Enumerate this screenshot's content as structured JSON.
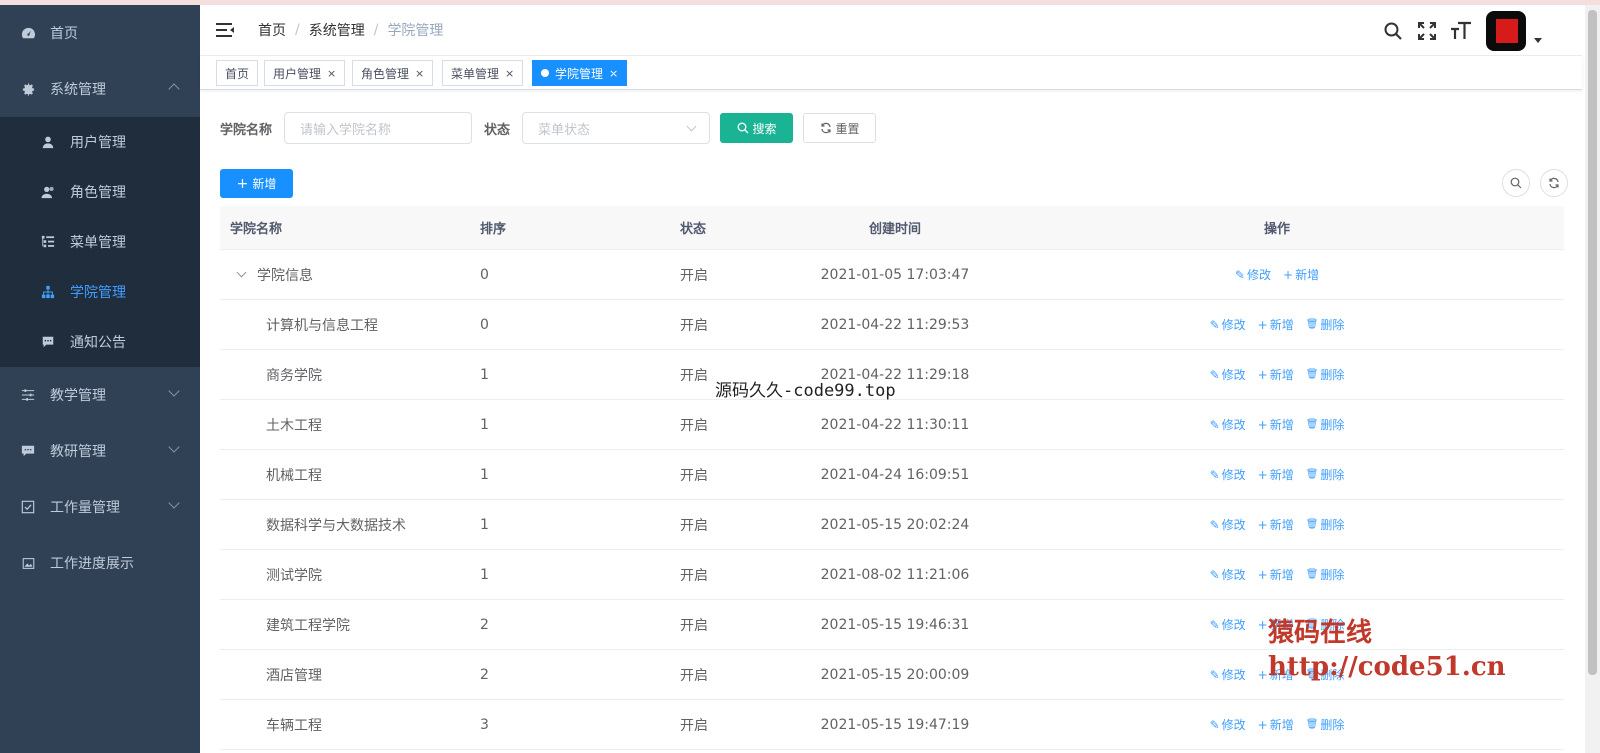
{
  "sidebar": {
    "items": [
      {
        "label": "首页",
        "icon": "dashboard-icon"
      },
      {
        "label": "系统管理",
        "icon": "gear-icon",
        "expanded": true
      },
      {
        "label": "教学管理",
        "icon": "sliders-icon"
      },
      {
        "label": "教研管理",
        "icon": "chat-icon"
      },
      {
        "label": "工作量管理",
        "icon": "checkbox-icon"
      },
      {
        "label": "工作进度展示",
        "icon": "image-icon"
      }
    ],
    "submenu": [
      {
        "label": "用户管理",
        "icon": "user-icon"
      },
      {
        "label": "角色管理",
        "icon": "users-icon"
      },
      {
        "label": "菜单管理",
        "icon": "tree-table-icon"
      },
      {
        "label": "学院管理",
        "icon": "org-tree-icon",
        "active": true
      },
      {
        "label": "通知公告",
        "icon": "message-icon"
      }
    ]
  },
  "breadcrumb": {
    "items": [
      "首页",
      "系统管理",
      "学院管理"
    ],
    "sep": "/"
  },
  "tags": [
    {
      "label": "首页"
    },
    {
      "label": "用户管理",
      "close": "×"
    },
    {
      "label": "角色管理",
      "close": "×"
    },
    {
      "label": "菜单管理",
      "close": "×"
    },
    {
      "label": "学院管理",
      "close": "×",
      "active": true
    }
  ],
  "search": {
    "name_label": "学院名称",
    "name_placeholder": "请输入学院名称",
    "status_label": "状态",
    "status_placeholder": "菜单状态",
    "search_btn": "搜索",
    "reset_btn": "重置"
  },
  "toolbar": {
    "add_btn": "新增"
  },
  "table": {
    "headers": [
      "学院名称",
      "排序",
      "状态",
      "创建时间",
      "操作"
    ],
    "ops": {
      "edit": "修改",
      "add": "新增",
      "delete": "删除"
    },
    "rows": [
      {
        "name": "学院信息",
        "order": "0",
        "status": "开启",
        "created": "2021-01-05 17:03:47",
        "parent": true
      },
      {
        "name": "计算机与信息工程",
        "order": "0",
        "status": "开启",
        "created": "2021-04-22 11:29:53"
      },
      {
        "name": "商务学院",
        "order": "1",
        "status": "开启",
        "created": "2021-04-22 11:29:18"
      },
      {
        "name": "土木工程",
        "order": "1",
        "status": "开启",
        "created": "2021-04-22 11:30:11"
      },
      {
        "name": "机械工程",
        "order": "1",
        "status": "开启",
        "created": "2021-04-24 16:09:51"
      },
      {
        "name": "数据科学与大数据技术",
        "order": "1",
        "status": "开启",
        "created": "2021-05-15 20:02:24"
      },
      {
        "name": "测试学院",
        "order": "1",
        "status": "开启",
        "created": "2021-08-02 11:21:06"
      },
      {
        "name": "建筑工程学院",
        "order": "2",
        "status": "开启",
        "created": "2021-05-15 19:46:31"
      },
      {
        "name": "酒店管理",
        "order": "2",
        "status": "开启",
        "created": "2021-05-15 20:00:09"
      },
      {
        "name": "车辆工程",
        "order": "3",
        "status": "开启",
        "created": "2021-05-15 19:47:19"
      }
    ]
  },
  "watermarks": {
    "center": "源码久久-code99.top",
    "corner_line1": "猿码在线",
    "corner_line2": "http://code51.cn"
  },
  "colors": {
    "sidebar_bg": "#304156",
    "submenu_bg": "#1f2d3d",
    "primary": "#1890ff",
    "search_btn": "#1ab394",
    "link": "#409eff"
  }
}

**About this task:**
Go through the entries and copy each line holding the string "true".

**Answer space:**
        "expanded": true
        "active": true
      "active": true
        "parent": true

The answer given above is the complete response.